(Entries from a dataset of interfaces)
↓
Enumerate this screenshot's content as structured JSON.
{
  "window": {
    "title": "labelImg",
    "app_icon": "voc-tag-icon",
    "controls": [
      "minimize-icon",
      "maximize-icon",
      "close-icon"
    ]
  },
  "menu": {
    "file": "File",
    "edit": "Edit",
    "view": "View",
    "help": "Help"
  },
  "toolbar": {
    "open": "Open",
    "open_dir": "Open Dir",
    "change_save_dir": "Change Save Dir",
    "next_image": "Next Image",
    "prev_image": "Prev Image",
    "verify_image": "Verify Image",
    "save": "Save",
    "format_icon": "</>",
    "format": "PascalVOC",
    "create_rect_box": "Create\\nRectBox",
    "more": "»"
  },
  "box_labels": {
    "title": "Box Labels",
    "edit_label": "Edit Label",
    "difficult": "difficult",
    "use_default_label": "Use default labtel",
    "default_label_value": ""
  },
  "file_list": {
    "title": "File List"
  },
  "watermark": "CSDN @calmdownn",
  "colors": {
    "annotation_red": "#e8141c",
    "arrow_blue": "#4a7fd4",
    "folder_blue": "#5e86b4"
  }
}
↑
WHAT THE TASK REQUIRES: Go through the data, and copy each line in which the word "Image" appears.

ANSWER FOR THE TASK:
    "next_image": "Next Image",
    "prev_image": "Prev Image",
    "verify_image": "Verify Image",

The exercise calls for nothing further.